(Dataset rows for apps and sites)
━━━

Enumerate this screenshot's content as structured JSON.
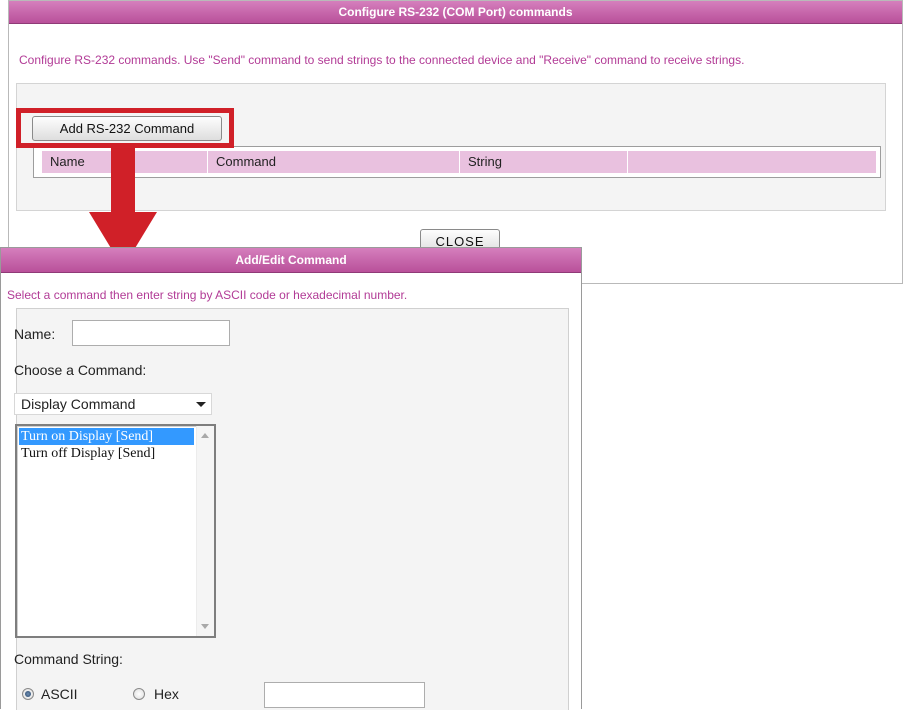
{
  "rs232_dialog": {
    "title": "Configure RS-232 (COM Port) commands",
    "description": "Configure RS-232 commands. Use \"Send\" command to send strings to the connected device and \"Receive\" command to receive strings.",
    "add_button_label": "Add RS-232 Command",
    "table_headers": [
      "Name",
      "Command",
      "String",
      ""
    ],
    "close_button_label": "CLOSE"
  },
  "edit_dialog": {
    "title": "Add/Edit Command",
    "description": "Select a command then enter string by ASCII code or hexadecimal number.",
    "name_label": "Name:",
    "name_value": "",
    "choose_label": "Choose a Command:",
    "command_type_selected": "Display Command",
    "command_options": [
      {
        "label": "Turn on Display [Send]",
        "selected": true
      },
      {
        "label": "Turn off Display [Send]",
        "selected": false
      }
    ],
    "command_string_label": "Command String:",
    "encoding_options": [
      {
        "label": "ASCII",
        "checked": true
      },
      {
        "label": "Hex",
        "checked": false
      }
    ],
    "string_value": ""
  },
  "colors": {
    "titlebar": "#c060a6",
    "description_text": "#b23b96",
    "table_header": "#e9c1df",
    "highlight_annotation": "#d02028",
    "list_selection": "#3399ff"
  },
  "icons": {
    "dropdown": "chevron-down-icon",
    "annotation_arrow": "red-down-arrow-icon"
  }
}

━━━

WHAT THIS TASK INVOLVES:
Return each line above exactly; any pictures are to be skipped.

TASK RESULT:
Enumerate this screenshot's content as structured JSON.
{
  "rs232_dialog": {
    "title": "Configure RS-232 (COM Port) commands",
    "description": "Configure RS-232 commands. Use \"Send\" command to send strings to the connected device and \"Receive\" command to receive strings.",
    "add_button_label": "Add RS-232 Command",
    "table_headers": [
      "Name",
      "Command",
      "String",
      ""
    ],
    "close_button_label": "CLOSE"
  },
  "edit_dialog": {
    "title": "Add/Edit Command",
    "description": "Select a command then enter string by ASCII code or hexadecimal number.",
    "name_label": "Name:",
    "name_value": "",
    "choose_label": "Choose a Command:",
    "command_type_selected": "Display Command",
    "command_options": [
      {
        "label": "Turn on Display [Send]",
        "selected": true
      },
      {
        "label": "Turn off Display [Send]",
        "selected": false
      }
    ],
    "command_string_label": "Command String:",
    "encoding_options": [
      {
        "label": "ASCII",
        "checked": true
      },
      {
        "label": "Hex",
        "checked": false
      }
    ],
    "string_value": ""
  },
  "colors": {
    "titlebar": "#c060a6",
    "description_text": "#b23b96",
    "table_header": "#e9c1df",
    "highlight_annotation": "#d02028",
    "list_selection": "#3399ff"
  },
  "icons": {
    "dropdown": "chevron-down-icon",
    "annotation_arrow": "red-down-arrow-icon"
  }
}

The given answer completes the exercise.